15 October 2021
On Friday October 15th, our class took a day trip to Sapelo Island near Brunswick, GA. This tiny Georgia Sea Island is a place rich with Gullah and Geechee culture. After a short 15-minute ferry ride, we arrived at the docks where our Georgia DNR hosts met us to tour around the island. We departed, and as we drove to their interpretation center through the dense maritime forest, we discussed the 30-person population of the island and the history behind what had made it such an important place.
Upon our arrival to the local interpretation center, we began to discuss the history of the center itself and the fact they had processed sugar cane next door using a donkey to grind the cane down to syrup. We entered the center and began to discuss the plants and animals native to the region. As we discussed the myriad of species native to the island and their importance to the location it became apparent that the culture on the island was rich with not only people, but also animals. We spent the rest of the day touring the island via bus seeing everything from the mansions of billionaires where presidents had stayed, to the tiny one trailer grocery store on the island. The division between the wealthy and the happy evident at every turn.
Building at the Sapelo Island Center, photo by Joshua Hall
The home we entered of R.J. Reynolds was incredible, but it was made even more immaculate by the stark contrast against the trailers we passed on the way in. In many ways the home of R.J. Reynolds, meant to symbolize his wealth at the time of his death, is deeply saddening. Staring upon the large empty house full of decorative walls makes you consider the parties and life he had there before his death. The power embodied in the grandeur of the landscaping and the romantic pools with porcelain statues exemplifying the definition of wealth. This home, now hotel, reminds me that while we worship the rich and famous, money can’t buy you happiness. We tell ourselves these idealistic narratives that money will fulfill a void, and yet it is the Gullah Geechee people and others doing the things they love, who are truly the happiest.
Passage in the Reynolds Mansion Library Room, photo by Joshua Hall
The trip to Sapelo Island and experience visiting a place so divided economically was extremely impactful to me. As a young man attending a private school in Virginia, I found it important to understand the past and how it influences the future. Our class has discussed idea of culture and place as it relates to the space. Oftentimes the Gullah Geechee people of these Georgia islands were very isolated until their land became exploited for tourism. As a tourist on the island, I felt very out of place and that I was in someone else’s backyard, sometimes literally.
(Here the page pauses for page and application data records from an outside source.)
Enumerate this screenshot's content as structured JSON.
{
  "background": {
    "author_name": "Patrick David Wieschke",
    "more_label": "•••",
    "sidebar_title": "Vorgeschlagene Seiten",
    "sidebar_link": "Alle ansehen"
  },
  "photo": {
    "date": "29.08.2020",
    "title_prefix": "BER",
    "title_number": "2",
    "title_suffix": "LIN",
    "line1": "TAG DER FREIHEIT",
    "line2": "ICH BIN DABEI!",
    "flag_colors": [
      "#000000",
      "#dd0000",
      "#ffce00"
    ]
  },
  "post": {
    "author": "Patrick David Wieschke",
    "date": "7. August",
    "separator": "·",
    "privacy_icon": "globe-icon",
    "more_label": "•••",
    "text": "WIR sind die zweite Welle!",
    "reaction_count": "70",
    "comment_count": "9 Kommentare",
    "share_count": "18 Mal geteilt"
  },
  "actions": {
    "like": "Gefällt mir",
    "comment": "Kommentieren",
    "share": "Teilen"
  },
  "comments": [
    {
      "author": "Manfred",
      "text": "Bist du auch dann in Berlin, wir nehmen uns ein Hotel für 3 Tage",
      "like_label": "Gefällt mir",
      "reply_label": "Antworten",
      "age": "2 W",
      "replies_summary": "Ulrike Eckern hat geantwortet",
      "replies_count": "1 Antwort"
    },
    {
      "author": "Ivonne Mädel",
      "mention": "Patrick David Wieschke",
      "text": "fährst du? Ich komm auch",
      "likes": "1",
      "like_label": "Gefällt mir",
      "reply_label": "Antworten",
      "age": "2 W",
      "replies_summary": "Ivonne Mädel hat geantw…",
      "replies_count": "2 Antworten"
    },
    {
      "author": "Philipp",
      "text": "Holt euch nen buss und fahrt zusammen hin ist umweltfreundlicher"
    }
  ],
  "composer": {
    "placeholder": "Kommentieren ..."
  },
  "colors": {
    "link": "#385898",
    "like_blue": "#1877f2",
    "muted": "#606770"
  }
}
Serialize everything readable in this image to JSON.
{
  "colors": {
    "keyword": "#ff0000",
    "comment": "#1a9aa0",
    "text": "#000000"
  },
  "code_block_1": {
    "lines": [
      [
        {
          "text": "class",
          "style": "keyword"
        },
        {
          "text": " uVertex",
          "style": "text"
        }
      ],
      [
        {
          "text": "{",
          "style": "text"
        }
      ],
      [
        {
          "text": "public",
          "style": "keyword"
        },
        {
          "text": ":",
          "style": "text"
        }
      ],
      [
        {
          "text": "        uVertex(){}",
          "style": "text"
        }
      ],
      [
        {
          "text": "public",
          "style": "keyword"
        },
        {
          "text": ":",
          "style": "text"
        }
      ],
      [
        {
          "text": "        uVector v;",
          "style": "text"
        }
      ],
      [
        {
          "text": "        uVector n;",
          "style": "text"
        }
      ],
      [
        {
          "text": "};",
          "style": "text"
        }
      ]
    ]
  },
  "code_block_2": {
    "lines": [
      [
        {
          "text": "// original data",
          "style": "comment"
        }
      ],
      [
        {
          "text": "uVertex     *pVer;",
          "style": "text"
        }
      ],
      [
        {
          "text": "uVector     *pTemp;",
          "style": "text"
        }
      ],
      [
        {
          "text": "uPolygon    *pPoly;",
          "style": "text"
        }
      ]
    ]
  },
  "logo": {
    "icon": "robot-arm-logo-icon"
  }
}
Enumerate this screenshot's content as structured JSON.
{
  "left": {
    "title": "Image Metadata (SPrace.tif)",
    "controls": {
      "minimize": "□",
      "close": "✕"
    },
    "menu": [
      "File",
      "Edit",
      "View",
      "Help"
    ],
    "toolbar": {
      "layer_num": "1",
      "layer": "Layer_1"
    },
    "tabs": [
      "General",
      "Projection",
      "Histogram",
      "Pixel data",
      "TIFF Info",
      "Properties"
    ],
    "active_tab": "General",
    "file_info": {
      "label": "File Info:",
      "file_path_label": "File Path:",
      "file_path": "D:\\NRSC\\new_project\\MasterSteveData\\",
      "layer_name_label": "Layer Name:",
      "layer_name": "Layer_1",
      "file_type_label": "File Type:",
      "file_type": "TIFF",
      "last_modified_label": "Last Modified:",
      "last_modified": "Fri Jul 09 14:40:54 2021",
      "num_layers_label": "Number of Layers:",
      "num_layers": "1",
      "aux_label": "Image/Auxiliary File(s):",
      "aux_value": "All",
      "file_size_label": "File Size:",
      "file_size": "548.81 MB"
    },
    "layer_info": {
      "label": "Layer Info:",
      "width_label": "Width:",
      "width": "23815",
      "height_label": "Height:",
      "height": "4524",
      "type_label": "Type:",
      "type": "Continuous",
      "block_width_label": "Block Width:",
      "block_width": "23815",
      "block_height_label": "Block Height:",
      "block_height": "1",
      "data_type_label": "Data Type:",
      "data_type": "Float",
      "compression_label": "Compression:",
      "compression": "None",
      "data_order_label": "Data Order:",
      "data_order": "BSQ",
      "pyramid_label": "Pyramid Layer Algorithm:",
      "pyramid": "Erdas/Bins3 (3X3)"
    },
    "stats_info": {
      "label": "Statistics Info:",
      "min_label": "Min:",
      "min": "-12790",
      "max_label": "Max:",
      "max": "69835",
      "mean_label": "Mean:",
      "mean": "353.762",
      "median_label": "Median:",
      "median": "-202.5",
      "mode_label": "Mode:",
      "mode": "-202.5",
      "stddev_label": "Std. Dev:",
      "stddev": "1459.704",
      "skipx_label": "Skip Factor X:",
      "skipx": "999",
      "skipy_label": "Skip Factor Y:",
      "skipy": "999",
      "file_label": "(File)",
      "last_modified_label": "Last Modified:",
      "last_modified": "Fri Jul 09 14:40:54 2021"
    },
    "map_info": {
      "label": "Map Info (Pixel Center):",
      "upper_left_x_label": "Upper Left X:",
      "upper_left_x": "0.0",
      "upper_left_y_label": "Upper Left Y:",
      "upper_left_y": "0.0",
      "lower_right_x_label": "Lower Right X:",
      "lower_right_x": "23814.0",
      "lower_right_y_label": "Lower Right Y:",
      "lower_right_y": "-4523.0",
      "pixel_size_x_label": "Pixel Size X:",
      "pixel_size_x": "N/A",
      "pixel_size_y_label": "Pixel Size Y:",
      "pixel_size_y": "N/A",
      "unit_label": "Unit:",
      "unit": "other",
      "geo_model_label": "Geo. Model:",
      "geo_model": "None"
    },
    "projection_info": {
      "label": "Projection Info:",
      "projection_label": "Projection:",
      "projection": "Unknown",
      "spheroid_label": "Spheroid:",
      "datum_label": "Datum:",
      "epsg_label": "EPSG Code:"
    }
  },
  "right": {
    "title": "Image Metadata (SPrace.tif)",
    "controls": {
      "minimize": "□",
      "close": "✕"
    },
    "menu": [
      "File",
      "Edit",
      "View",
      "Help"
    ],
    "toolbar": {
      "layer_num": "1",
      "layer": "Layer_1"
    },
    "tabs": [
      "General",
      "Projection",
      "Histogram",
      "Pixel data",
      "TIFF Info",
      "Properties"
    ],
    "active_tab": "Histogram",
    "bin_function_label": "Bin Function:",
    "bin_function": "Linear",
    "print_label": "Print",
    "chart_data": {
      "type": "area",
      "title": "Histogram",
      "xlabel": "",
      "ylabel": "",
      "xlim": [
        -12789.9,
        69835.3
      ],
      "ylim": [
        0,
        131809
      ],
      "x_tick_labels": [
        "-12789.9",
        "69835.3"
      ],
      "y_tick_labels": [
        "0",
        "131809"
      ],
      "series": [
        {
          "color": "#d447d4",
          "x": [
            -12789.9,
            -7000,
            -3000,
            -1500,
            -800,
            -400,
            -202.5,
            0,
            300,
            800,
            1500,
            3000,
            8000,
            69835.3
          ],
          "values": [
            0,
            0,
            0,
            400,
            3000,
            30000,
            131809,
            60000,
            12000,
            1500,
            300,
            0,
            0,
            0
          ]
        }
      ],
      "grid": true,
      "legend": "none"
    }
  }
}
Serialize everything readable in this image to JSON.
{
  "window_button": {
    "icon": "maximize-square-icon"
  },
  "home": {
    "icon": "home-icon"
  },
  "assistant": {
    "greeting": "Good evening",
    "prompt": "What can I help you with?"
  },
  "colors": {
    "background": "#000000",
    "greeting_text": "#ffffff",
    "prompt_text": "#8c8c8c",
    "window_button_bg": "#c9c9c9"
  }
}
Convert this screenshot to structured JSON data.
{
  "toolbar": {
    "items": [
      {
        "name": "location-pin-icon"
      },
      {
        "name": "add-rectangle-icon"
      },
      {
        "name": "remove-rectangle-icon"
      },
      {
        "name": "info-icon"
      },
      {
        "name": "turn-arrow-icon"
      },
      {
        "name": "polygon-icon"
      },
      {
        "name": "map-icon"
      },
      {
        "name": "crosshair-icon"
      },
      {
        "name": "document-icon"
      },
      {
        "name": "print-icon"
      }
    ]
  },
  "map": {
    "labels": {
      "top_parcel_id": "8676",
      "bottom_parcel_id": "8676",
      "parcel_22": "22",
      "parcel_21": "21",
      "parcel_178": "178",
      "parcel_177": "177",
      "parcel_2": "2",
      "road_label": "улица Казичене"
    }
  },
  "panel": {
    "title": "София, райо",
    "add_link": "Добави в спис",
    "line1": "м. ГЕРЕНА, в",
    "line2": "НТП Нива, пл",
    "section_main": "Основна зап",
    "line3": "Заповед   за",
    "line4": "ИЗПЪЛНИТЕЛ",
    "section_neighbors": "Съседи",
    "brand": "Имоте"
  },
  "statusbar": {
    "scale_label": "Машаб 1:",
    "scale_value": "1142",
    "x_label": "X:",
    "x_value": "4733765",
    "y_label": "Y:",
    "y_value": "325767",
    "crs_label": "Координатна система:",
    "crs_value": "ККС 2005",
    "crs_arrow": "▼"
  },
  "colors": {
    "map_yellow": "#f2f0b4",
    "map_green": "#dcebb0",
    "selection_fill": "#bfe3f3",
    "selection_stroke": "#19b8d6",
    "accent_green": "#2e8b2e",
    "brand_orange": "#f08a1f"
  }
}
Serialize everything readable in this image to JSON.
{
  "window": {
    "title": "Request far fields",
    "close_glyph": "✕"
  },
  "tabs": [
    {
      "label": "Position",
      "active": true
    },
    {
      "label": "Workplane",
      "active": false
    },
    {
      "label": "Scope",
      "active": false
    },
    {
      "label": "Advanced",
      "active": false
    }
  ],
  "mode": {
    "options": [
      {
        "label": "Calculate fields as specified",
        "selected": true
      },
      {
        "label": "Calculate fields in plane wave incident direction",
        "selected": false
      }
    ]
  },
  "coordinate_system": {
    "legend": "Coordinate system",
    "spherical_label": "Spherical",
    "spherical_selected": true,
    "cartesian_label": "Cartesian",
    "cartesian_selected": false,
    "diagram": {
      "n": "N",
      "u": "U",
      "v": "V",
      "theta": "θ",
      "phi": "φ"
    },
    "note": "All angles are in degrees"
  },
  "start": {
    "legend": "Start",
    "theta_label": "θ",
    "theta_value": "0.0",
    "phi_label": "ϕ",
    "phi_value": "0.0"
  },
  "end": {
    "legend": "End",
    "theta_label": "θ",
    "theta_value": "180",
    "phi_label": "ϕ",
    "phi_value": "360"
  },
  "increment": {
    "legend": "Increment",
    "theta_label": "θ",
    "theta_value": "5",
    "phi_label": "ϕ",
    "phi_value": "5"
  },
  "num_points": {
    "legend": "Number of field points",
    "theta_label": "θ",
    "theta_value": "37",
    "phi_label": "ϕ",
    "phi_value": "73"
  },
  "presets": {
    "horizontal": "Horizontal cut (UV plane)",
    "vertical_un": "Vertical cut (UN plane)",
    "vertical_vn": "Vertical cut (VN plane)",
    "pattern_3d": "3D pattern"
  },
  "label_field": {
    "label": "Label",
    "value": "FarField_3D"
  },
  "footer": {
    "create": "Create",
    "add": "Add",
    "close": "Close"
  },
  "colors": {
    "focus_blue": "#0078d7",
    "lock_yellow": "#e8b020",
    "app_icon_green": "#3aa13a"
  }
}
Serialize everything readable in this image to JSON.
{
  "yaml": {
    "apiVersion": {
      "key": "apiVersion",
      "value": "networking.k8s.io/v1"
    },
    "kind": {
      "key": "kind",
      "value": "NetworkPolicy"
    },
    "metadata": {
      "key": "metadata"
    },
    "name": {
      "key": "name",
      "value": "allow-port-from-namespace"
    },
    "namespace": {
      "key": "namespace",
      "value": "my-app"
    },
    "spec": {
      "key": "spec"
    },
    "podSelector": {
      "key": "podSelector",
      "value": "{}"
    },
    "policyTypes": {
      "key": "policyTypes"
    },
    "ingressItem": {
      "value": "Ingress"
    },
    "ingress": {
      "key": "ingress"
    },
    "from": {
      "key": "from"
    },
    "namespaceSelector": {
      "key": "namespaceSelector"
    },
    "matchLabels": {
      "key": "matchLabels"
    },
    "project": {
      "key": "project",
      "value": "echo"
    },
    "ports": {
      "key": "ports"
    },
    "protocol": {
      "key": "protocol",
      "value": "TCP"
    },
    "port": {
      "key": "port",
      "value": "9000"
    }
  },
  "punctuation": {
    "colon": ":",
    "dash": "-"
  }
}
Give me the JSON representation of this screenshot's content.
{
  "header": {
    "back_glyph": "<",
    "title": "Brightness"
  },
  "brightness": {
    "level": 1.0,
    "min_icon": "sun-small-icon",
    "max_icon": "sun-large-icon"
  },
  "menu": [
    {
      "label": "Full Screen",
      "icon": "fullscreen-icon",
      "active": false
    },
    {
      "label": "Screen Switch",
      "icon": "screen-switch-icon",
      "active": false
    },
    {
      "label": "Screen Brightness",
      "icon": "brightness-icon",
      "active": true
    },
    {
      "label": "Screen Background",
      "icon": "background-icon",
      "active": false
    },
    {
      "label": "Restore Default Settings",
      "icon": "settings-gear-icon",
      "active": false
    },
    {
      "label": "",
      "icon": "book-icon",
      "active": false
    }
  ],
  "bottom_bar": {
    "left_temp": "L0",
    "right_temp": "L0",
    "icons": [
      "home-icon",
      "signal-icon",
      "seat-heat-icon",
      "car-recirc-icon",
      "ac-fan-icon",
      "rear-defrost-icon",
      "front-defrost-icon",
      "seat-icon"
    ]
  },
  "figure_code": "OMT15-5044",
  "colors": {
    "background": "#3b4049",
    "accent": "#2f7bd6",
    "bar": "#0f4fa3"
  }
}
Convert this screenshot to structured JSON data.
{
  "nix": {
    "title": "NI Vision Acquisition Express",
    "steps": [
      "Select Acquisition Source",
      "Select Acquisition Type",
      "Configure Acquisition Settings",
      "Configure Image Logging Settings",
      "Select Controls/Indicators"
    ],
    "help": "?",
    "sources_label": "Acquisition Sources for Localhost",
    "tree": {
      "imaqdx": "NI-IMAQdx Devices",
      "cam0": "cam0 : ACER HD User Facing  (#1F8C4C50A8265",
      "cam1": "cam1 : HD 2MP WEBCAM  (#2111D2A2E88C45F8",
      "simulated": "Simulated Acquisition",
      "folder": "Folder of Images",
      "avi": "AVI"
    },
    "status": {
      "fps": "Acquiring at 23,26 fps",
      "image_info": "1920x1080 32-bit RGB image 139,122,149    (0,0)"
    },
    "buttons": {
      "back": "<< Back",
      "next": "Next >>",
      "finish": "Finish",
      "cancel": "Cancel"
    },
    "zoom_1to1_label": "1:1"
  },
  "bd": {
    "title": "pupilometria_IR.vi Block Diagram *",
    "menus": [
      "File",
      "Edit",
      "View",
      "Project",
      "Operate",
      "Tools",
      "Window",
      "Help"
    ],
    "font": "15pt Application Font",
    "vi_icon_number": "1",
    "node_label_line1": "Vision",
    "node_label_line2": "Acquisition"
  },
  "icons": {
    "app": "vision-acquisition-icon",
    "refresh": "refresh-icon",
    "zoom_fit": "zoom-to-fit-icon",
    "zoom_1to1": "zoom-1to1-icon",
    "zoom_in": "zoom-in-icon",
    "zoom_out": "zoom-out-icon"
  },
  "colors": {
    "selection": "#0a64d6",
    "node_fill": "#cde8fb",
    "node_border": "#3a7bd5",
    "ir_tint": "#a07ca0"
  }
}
It is important that as more of these areas become points of interest, we remember to observe the habitat before we are too quick to exploit it. Sapelo is a beautiful island because of its isolation and the culture of the Gullah Geechee people has been able to survive here because they are respected, and their beliefs appreciated by visitors from all over.